As we approach the end of 2014, it’s time for our annual check-in on the progress that’s been made for our information rights. It’s been a busy year for Information and Privacy Commissioner Elizabeth Denham, who has made a number of suggestions for important amendments to improve access and privacy laws in this province.
Sadly, the BC legislature has just finished its 2014 session, and the government has done nothing to make the legal changes she recommended.
In December last year, Commissioner Denham supported a complaint by BC FIPA and the UVic Environmental Law Clinic into the failure of government to carry out their duty under section 25 of the Act, which requires that it release information that is in the public interest. She also called for the government to amend this section to remove the requirement that the issue of public interest be “urgent” or timely. Commissioner Denham urged that the government make this amendment “at the earliest opportunity.”
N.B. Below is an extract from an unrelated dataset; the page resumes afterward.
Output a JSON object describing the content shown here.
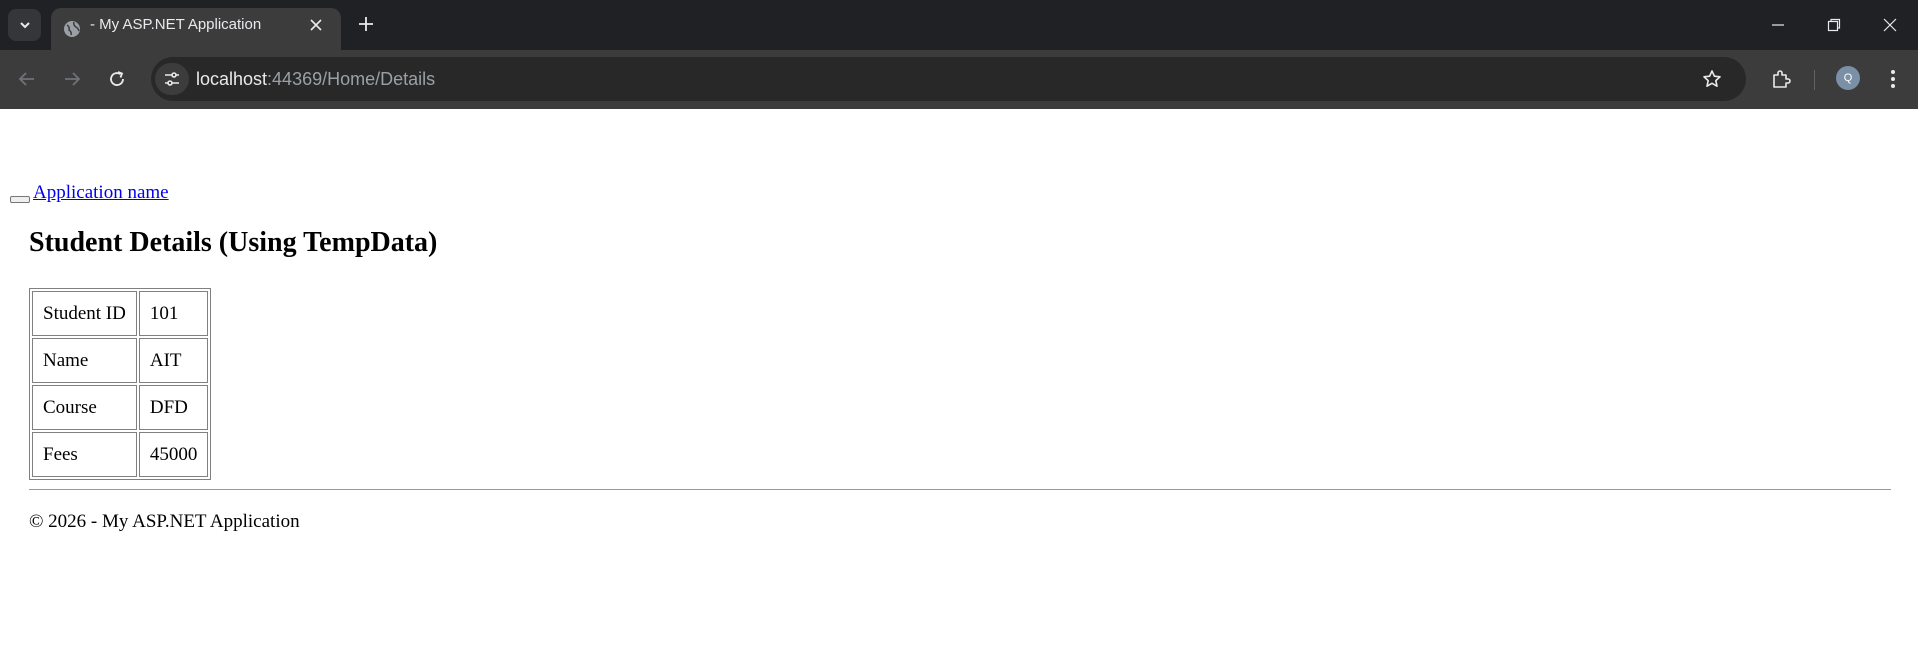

The earliest opportunity would have been the spring session of the Legislature, but so far, the government has done nothing. There have been developments on this file, however. The Commissioner announced that she has another investigation going into s.25, this time after a complaint by BC FIPA in July 2014 about the BC government’s failure to release information about the weakened state of the Mount Polley taillings pond. Maybe the government is waiting for the result of this second investigation before leaping into action.
The Commissioner also made several recommendations to cut down on the over-disclosure of personal information through police information checks by enacting legislation to prohibit the release of non-conviction information for record checks and directing police to stop releasing non-conviction information (for positions outside the vulnerable sector).
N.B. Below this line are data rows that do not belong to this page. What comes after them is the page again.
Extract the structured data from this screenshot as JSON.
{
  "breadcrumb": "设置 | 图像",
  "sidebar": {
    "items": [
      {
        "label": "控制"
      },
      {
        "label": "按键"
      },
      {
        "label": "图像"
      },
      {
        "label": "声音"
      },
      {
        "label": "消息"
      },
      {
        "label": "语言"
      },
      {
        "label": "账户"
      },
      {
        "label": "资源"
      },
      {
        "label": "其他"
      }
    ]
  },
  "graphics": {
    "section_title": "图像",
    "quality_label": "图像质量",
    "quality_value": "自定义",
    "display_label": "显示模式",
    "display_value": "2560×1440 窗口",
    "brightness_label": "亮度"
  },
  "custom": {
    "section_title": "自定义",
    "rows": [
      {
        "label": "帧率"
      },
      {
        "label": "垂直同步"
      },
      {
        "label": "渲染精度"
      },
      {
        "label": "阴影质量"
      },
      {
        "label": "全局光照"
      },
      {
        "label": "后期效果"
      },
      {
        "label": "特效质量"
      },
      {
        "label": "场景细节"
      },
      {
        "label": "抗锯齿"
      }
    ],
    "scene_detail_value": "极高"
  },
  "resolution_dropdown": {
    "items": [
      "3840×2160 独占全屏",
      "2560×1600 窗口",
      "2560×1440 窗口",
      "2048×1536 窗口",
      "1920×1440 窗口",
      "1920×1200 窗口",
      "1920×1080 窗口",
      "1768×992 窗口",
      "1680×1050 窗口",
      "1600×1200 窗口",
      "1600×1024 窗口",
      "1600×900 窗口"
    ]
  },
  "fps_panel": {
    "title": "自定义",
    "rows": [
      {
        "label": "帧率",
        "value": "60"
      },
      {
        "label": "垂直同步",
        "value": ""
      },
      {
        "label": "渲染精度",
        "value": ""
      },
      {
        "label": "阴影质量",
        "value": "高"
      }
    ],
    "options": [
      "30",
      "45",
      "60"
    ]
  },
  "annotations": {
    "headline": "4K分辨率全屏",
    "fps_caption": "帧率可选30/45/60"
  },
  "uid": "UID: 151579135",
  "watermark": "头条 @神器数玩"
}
To date, none of the Commissioner’s recommendations for legislative change have been enacted.
But that’s not all. Commissioner Denham released a special report this summer on the near complete collapse of the archiving and records system in government. She pointed out that that not a single box of records has been sent to the archives in more than a decade and that there is a backlog of more than 33,000 boxes overall.
That’s a lot of boxes.
In addition to recommending reorganization of responsibilities for records management in government, Commissioner Denham repeated her earlier call for new legislation to replace the Document Disposal Act, which dates from 1936.
The government has failed to respond to the overdue legislative reforms.
That is the tally for this year, but earlier calls for legislative reform also continue to go unheeded.
In response to the Commissioner’s call for a “duty to document” to be included in law, the government claims that the question is complicated, and they have no intention of doing anything before the next review of the Act in 2016.
Back in 2011, Commissioner Denham wrote to then-Minister of Citizens Services Margaret MacDiarmid to ask that she amend the Freedom of Information and Protection of Privacy Act to address what she called “an accountability gap.” The Commissioner called for the inclusion of the subsidiary corporations of universities, colleges and other public bodies in the Act. She ended her letter to the minister with a call to action: “It is vital for open and accountable government that, whatever the form of the entity, if it is carrying on public business, it should be subject to FIPPA.”
Two and a half years later, there is still no sign of action from the government.
We will continue pushing the government to take these issues seriously, but to do so we need your help. Consider becoming a member, or making a year-end donation today, so we can keep fighting for your information rights in 2015.